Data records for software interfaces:
____________
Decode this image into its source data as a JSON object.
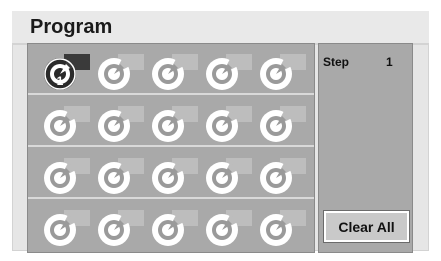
{
  "header": {
    "title": "Program"
  },
  "side": {
    "step_label": "Step",
    "step_value": "1",
    "clear_label": "Clear All"
  },
  "grid": {
    "rows": 4,
    "cols": 5,
    "selected_index": 0,
    "selected_number": "1",
    "slot_icon": "disc-slot-icon"
  },
  "colors": {
    "grid_bg": "#a9a9a9",
    "slot_tab": "#bdbdbd",
    "selected_tab": "#3a3a3a"
  }
}
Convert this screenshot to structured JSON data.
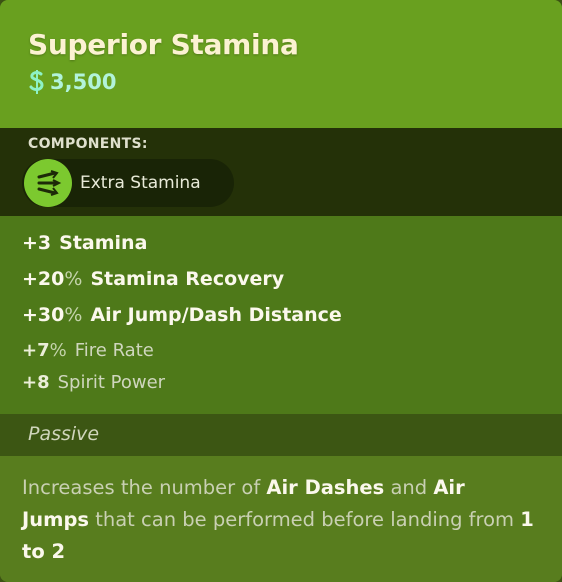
{
  "item": {
    "title": "Superior Stamina",
    "price": "3,500",
    "currency_icon": "souls-currency-icon",
    "components_label": "COMPONENTS:",
    "component": {
      "name": "Extra Stamina",
      "icon": "stamina-arrows-icon"
    },
    "stats": [
      {
        "value": "+3",
        "pct": "",
        "name": "Stamina"
      },
      {
        "value": "+20",
        "pct": "%",
        "name": "Stamina Recovery"
      },
      {
        "value": "+30",
        "pct": "%",
        "name": "Air Jump/Dash Distance"
      },
      {
        "value": "+7",
        "pct": "%",
        "name": "Fire Rate"
      },
      {
        "value": "+8",
        "pct": "",
        "name": "Spirit Power"
      }
    ],
    "passive_label": "Passive",
    "description": {
      "t1": "Increases the number of ",
      "b1": "Air Dashes",
      "t2": " and ",
      "b2": "Air Jumps",
      "t3": " that can be performed before landing from ",
      "b3": "1 to 2"
    }
  },
  "colors": {
    "header_bg": "#69a01f",
    "components_bg": "#243108",
    "stats_bg": "#4e7919",
    "passive_bg": "#3c5613",
    "desc_bg": "#587d1e",
    "title_color": "#fbf2d2",
    "price_color": "#b2f3da"
  }
}
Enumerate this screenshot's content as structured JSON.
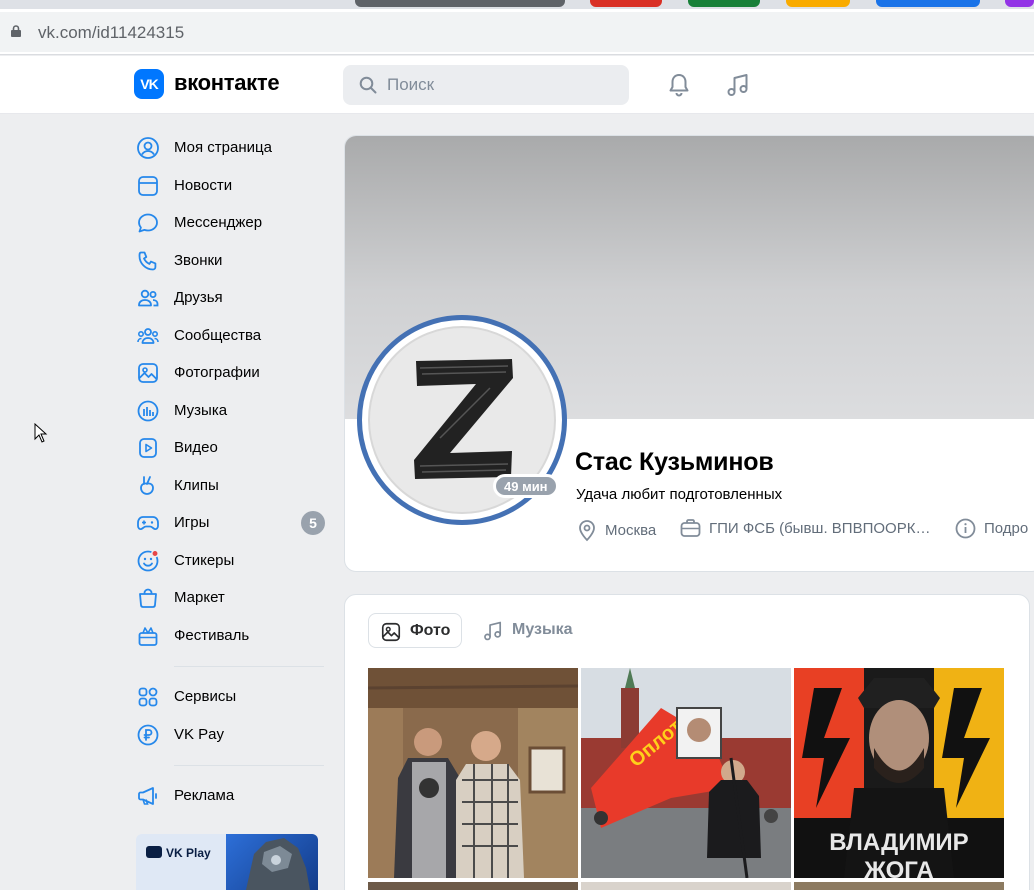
{
  "browser": {
    "url_host": "vk.com/",
    "url_path": "id11424315"
  },
  "header": {
    "logo_mark": "VK",
    "logo_text": "вконтакте",
    "search_placeholder": "Поиск"
  },
  "sidebar": {
    "items": [
      {
        "label": "Моя страница",
        "icon": "user-circle-icon"
      },
      {
        "label": "Новости",
        "icon": "newsfeed-icon"
      },
      {
        "label": "Мессенджер",
        "icon": "message-icon"
      },
      {
        "label": "Звонки",
        "icon": "phone-icon"
      },
      {
        "label": "Друзья",
        "icon": "friends-icon"
      },
      {
        "label": "Сообщества",
        "icon": "communities-icon"
      },
      {
        "label": "Фотографии",
        "icon": "picture-icon"
      },
      {
        "label": "Музыка",
        "icon": "music-icon"
      },
      {
        "label": "Видео",
        "icon": "video-icon"
      },
      {
        "label": "Клипы",
        "icon": "clips-icon"
      },
      {
        "label": "Игры",
        "icon": "gamepad-icon",
        "badge": "5"
      },
      {
        "label": "Стикеры",
        "icon": "smile-icon"
      },
      {
        "label": "Маркет",
        "icon": "bag-icon"
      },
      {
        "label": "Фестиваль",
        "icon": "gift-icon"
      }
    ],
    "extra": [
      {
        "label": "Сервисы",
        "icon": "services-icon"
      },
      {
        "label": "VK Pay",
        "icon": "ruble-icon"
      },
      {
        "label": "Реклама",
        "icon": "megaphone-icon"
      }
    ],
    "promo_label": "VK Play"
  },
  "profile": {
    "name": "Стас Кузьминов",
    "status": "Удача любит подготовленных",
    "online": "49 мин",
    "city": "Москва",
    "work": "ГПИ ФСБ (бывш. ВПВПООРК…",
    "more": "Подро",
    "avatar_letter": "Z"
  },
  "tabs": {
    "photo": "Фото",
    "music": "Музыка"
  },
  "photos": {
    "poster_text_1": "ВЛАДИМИР",
    "poster_text_2": "ЖОГА",
    "flag_text": "Оплот"
  },
  "colors": {
    "accent": "#0077ff",
    "avatar_ring": "#4471b4",
    "badge": "#99a2ad",
    "text_secondary": "#626d7a"
  }
}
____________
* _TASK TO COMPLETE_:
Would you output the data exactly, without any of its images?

* _RESPONSE TO THIS EXERCISE_:
Decode this image into its source data as a JSON object.
{
  "header": {
    "title": "Program"
  },
  "side": {
    "step_label": "Step",
    "step_value": "1",
    "clear_label": "Clear All"
  },
  "grid": {
    "rows": 4,
    "cols": 5,
    "selected_index": 0,
    "selected_number": "1",
    "slot_icon": "disc-slot-icon"
  },
  "colors": {
    "grid_bg": "#a9a9a9",
    "slot_tab": "#bdbdbd",
    "selected_tab": "#3a3a3a"
  }
}
Convert this screenshot to structured JSON data.
{
  "item": {
    "title": "Superior Stamina",
    "price": "3,500",
    "currency_icon": "souls-currency-icon",
    "components_label": "COMPONENTS:",
    "component": {
      "name": "Extra Stamina",
      "icon": "stamina-arrows-icon"
    },
    "stats": [
      {
        "value": "+3",
        "pct": "",
        "name": "Stamina"
      },
      {
        "value": "+20",
        "pct": "%",
        "name": "Stamina Recovery"
      },
      {
        "value": "+30",
        "pct": "%",
        "name": "Air Jump/Dash Distance"
      },
      {
        "value": "+7",
        "pct": "%",
        "name": "Fire Rate"
      },
      {
        "value": "+8",
        "pct": "",
        "name": "Spirit Power"
      }
    ],
    "passive_label": "Passive",
    "description": {
      "t1": "Increases the number of ",
      "b1": "Air Dashes",
      "t2": " and ",
      "b2": "Air Jumps",
      "t3": " that can be performed before landing from ",
      "b3": "1 to 2"
    }
  },
  "colors": {
    "header_bg": "#69a01f",
    "components_bg": "#243108",
    "stats_bg": "#4e7919",
    "passive_bg": "#3c5613",
    "desc_bg": "#587d1e",
    "title_color": "#fbf2d2",
    "price_color": "#b2f3da"
  }
}
Enumerate this screenshot's content as structured JSON.
{
  "browser": {
    "url_host": "vk.com/",
    "url_path": "id11424315"
  },
  "header": {
    "logo_mark": "VK",
    "logo_text": "вконтакте",
    "search_placeholder": "Поиск"
  },
  "sidebar": {
    "items": [
      {
        "label": "Моя страница",
        "icon": "user-circle-icon"
      },
      {
        "label": "Новости",
        "icon": "newsfeed-icon"
      },
      {
        "label": "Мессенджер",
        "icon": "message-icon"
      },
      {
        "label": "Звонки",
        "icon": "phone-icon"
      },
      {
        "label": "Друзья",
        "icon": "friends-icon"
      },
      {
        "label": "Сообщества",
        "icon": "communities-icon"
      },
      {
        "label": "Фотографии",
        "icon": "picture-icon"
      },
      {
        "label": "Музыка",
        "icon": "music-icon"
      },
      {
        "label": "Видео",
        "icon": "video-icon"
      },
      {
        "label": "Клипы",
        "icon": "clips-icon"
      },
      {
        "label": "Игры",
        "icon": "gamepad-icon",
        "badge": "5"
      },
      {
        "label": "Стикеры",
        "icon": "smile-icon"
      },
      {
        "label": "Маркет",
        "icon": "bag-icon"
      },
      {
        "label": "Фестиваль",
        "icon": "gift-icon"
      }
    ],
    "extra": [
      {
        "label": "Сервисы",
        "icon": "services-icon"
      },
      {
        "label": "VK Pay",
        "icon": "ruble-icon"
      },
      {
        "label": "Реклама",
        "icon": "megaphone-icon"
      }
    ],
    "promo_label": "VK Play"
  },
  "profile": {
    "name": "Стас Кузьминов",
    "status": "Удача любит подготовленных",
    "online": "49 мин",
    "city": "Москва",
    "work": "ГПИ ФСБ (бывш. ВПВПООРК…",
    "more": "Подро",
    "avatar_letter": "Z"
  },
  "tabs": {
    "photo": "Фото",
    "music": "Музыка"
  },
  "photos": {
    "poster_text_1": "ВЛАДИМИР",
    "poster_text_2": "ЖОГА",
    "flag_text": "Оплот"
  },
  "colors": {
    "accent": "#0077ff",
    "avatar_ring": "#4471b4",
    "badge": "#99a2ad",
    "text_secondary": "#626d7a"
  }
}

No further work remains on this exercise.